Mutual started its baseball coverage in 1935, when the network joined NBC and CBS in national radio coverage. The three networks continued to share coverage of baseball's "jewels" (the All-Star Game and World Series) in this manner through 1938, with Mutual gaining exclusive rights to the World Series in 1939 and the All-Star Game in 1942. In 1949, CommissionerHappy Chandler negotiated a seven-year, $4,370,000 contract with the Gillette Safety Razor Company and the Mutual Broadcasting System for radio rights to the World Series, with the proceeds going directly into the pension fund. In 1957, NBC replaced Mutual as the exclusive national radio broadcaster for the World Series and All-Star Game.
Following the lead of the rival Liberty Broadcasting System, Mutual also aired regular-season Game of the Day broadcasts (a precursor to television's Game of the Week concept) to non-major-league cities throughout the 1940s and '50s.
In 1950, Mutual acquired the television broadcast rights to the World Series and All-Star Game for the next six years.
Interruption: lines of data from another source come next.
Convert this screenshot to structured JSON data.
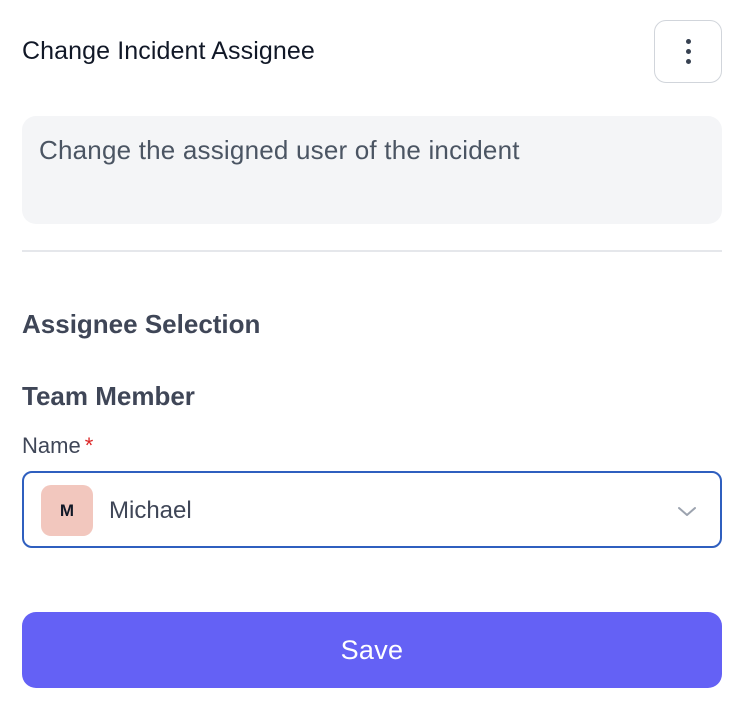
{
  "header": {
    "title": "Change Incident Assignee",
    "menu_icon": "more-vertical-icon"
  },
  "description": {
    "text": "Change the assigned user of the incident"
  },
  "form": {
    "section_title": "Assignee Selection",
    "group_title": "Team Member",
    "name_field": {
      "label": "Name",
      "required_marker": "*",
      "avatar_initial": "M",
      "value": "Michael",
      "chevron_icon": "chevron-down-icon"
    },
    "save_label": "Save"
  },
  "colors": {
    "accent": "#6461f5",
    "focus_border": "#2f5fbf",
    "avatar_bg": "#f2c7be",
    "required": "#dc2626"
  }
}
The network may have been re-indulging in TV network dreams or simply taking advantage of a long-standing business relationship; in either case, the broadcast rights were sold to NBC in time for the following season's games at an enormous profit.